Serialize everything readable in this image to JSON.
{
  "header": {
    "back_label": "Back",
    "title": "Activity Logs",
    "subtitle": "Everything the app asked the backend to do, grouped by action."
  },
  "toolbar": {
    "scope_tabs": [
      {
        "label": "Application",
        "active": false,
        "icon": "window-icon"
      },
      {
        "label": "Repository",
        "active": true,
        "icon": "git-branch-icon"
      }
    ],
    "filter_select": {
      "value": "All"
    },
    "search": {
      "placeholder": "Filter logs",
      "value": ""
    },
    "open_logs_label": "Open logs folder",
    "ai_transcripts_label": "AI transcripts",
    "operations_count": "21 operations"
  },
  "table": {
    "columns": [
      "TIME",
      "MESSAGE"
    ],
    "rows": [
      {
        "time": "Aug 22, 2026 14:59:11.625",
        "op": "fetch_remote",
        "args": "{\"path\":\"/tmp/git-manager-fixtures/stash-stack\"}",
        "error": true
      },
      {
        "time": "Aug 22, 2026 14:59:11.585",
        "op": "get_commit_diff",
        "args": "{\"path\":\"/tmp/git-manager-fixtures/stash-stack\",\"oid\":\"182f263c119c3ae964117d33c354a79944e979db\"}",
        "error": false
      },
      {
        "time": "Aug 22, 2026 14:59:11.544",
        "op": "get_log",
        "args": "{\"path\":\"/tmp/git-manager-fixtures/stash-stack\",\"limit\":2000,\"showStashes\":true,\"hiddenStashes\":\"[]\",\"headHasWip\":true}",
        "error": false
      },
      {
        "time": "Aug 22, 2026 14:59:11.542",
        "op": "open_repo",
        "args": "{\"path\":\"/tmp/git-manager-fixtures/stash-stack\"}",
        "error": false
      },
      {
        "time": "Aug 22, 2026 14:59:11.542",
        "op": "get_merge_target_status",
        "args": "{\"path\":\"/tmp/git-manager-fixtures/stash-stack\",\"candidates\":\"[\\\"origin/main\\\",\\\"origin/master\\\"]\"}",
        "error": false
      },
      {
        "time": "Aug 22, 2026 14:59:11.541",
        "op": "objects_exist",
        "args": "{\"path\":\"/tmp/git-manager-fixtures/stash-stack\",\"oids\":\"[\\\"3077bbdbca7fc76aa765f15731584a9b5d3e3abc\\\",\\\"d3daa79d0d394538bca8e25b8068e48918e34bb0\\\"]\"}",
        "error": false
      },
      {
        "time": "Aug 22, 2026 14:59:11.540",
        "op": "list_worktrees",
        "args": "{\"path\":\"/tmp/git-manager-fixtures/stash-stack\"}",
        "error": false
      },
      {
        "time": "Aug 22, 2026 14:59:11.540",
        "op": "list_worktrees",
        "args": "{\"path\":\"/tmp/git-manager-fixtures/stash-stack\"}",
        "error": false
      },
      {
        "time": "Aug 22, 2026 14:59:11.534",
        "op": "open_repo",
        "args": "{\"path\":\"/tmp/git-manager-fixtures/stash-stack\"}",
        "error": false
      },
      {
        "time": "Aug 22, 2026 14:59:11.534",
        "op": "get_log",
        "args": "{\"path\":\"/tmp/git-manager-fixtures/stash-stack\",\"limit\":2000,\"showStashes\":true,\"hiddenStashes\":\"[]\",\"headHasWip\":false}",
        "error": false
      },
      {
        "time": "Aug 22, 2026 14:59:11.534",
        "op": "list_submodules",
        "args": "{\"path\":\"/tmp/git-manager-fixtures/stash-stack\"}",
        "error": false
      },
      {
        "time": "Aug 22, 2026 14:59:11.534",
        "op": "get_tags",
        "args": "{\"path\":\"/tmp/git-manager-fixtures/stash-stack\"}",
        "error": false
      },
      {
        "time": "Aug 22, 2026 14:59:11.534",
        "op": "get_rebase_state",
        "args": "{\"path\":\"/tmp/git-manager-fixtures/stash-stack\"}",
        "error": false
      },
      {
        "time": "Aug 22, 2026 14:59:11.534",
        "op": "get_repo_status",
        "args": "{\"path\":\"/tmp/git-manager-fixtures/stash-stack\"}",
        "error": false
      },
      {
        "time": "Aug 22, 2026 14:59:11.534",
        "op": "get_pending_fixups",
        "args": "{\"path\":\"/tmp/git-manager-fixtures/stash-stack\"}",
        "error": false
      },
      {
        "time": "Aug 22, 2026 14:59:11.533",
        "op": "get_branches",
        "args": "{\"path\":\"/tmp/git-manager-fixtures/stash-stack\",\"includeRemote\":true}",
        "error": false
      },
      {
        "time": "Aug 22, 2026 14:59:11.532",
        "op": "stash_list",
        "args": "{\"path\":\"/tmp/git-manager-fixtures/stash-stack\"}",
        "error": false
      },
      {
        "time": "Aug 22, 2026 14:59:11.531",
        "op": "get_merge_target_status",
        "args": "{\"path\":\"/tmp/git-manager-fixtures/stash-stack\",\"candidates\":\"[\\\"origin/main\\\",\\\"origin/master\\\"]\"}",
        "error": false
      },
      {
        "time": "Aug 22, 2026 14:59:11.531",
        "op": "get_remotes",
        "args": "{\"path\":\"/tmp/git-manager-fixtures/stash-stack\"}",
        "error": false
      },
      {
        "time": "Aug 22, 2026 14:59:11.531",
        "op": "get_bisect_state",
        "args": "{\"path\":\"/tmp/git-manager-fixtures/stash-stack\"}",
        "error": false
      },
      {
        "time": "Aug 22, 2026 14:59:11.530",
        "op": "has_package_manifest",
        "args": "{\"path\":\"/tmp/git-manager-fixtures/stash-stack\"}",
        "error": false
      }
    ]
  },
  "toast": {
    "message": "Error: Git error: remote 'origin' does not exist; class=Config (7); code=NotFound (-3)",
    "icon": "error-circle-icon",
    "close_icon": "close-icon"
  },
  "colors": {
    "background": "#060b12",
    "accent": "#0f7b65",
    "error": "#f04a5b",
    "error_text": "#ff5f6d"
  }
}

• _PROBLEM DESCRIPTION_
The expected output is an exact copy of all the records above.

• _COMPLETED EXERCISE_
Serialize everything readable in this image to JSON.
{
  "header": {
    "back_label": "Back",
    "title": "Activity Logs",
    "subtitle": "Everything the app asked the backend to do, grouped by action."
  },
  "toolbar": {
    "scope_tabs": [
      {
        "label": "Application",
        "active": false,
        "icon": "window-icon"
      },
      {
        "label": "Repository",
        "active": true,
        "icon": "git-branch-icon"
      }
    ],
    "filter_select": {
      "value": "All"
    },
    "search": {
      "placeholder": "Filter logs",
      "value": ""
    },
    "open_logs_label": "Open logs folder",
    "ai_transcripts_label": "AI transcripts",
    "operations_count": "21 operations"
  },
  "table": {
    "columns": [
      "TIME",
      "MESSAGE"
    ],
    "rows": [
      {
        "time": "Aug 22, 2026 14:59:11.625",
        "op": "fetch_remote",
        "args": "{\"path\":\"/tmp/git-manager-fixtures/stash-stack\"}",
        "error": true
      },
      {
        "time": "Aug 22, 2026 14:59:11.585",
        "op": "get_commit_diff",
        "args": "{\"path\":\"/tmp/git-manager-fixtures/stash-stack\",\"oid\":\"182f263c119c3ae964117d33c354a79944e979db\"}",
        "error": false
      },
      {
        "time": "Aug 22, 2026 14:59:11.544",
        "op": "get_log",
        "args": "{\"path\":\"/tmp/git-manager-fixtures/stash-stack\",\"limit\":2000,\"showStashes\":true,\"hiddenStashes\":\"[]\",\"headHasWip\":true}",
        "error": false
      },
      {
        "time": "Aug 22, 2026 14:59:11.542",
        "op": "open_repo",
        "args": "{\"path\":\"/tmp/git-manager-fixtures/stash-stack\"}",
        "error": false
      },
      {
        "time": "Aug 22, 2026 14:59:11.542",
        "op": "get_merge_target_status",
        "args": "{\"path\":\"/tmp/git-manager-fixtures/stash-stack\",\"candidates\":\"[\\\"origin/main\\\",\\\"origin/master\\\"]\"}",
        "error": false
      },
      {
        "time": "Aug 22, 2026 14:59:11.541",
        "op": "objects_exist",
        "args": "{\"path\":\"/tmp/git-manager-fixtures/stash-stack\",\"oids\":\"[\\\"3077bbdbca7fc76aa765f15731584a9b5d3e3abc\\\",\\\"d3daa79d0d394538bca8e25b8068e48918e34bb0\\\"]\"}",
        "error": false
      },
      {
        "time": "Aug 22, 2026 14:59:11.540",
        "op": "list_worktrees",
        "args": "{\"path\":\"/tmp/git-manager-fixtures/stash-stack\"}",
        "error": false
      },
      {
        "time": "Aug 22, 2026 14:59:11.540",
        "op": "list_worktrees",
        "args": "{\"path\":\"/tmp/git-manager-fixtures/stash-stack\"}",
        "error": false
      },
      {
        "time": "Aug 22, 2026 14:59:11.534",
        "op": "open_repo",
        "args": "{\"path\":\"/tmp/git-manager-fixtures/stash-stack\"}",
        "error": false
      },
      {
        "time": "Aug 22, 2026 14:59:11.534",
        "op": "get_log",
        "args": "{\"path\":\"/tmp/git-manager-fixtures/stash-stack\",\"limit\":2000,\"showStashes\":true,\"hiddenStashes\":\"[]\",\"headHasWip\":false}",
        "error": false
      },
      {
        "time": "Aug 22, 2026 14:59:11.534",
        "op": "list_submodules",
        "args": "{\"path\":\"/tmp/git-manager-fixtures/stash-stack\"}",
        "error": false
      },
      {
        "time": "Aug 22, 2026 14:59:11.534",
        "op": "get_tags",
        "args": "{\"path\":\"/tmp/git-manager-fixtures/stash-stack\"}",
        "error": false
      },
      {
        "time": "Aug 22, 2026 14:59:11.534",
        "op": "get_rebase_state",
        "args": "{\"path\":\"/tmp/git-manager-fixtures/stash-stack\"}",
        "error": false
      },
      {
        "time": "Aug 22, 2026 14:59:11.534",
        "op": "get_repo_status",
        "args": "{\"path\":\"/tmp/git-manager-fixtures/stash-stack\"}",
        "error": false
      },
      {
        "time": "Aug 22, 2026 14:59:11.534",
        "op": "get_pending_fixups",
        "args": "{\"path\":\"/tmp/git-manager-fixtures/stash-stack\"}",
        "error": false
      },
      {
        "time": "Aug 22, 2026 14:59:11.533",
        "op": "get_branches",
        "args": "{\"path\":\"/tmp/git-manager-fixtures/stash-stack\",\"includeRemote\":true}",
        "error": false
      },
      {
        "time": "Aug 22, 2026 14:59:11.532",
        "op": "stash_list",
        "args": "{\"path\":\"/tmp/git-manager-fixtures/stash-stack\"}",
        "error": false
      },
      {
        "time": "Aug 22, 2026 14:59:11.531",
        "op": "get_merge_target_status",
        "args": "{\"path\":\"/tmp/git-manager-fixtures/stash-stack\",\"candidates\":\"[\\\"origin/main\\\",\\\"origin/master\\\"]\"}",
        "error": false
      },
      {
        "time": "Aug 22, 2026 14:59:11.531",
        "op": "get_remotes",
        "args": "{\"path\":\"/tmp/git-manager-fixtures/stash-stack\"}",
        "error": false
      },
      {
        "time": "Aug 22, 2026 14:59:11.531",
        "op": "get_bisect_state",
        "args": "{\"path\":\"/tmp/git-manager-fixtures/stash-stack\"}",
        "error": false
      },
      {
        "time": "Aug 22, 2026 14:59:11.530",
        "op": "has_package_manifest",
        "args": "{\"path\":\"/tmp/git-manager-fixtures/stash-stack\"}",
        "error": false
      }
    ]
  },
  "toast": {
    "message": "Error: Git error: remote 'origin' does not exist; class=Config (7); code=NotFound (-3)",
    "icon": "error-circle-icon",
    "close_icon": "close-icon"
  },
  "colors": {
    "background": "#060b12",
    "accent": "#0f7b65",
    "error": "#f04a5b",
    "error_text": "#ff5f6d"
  }
}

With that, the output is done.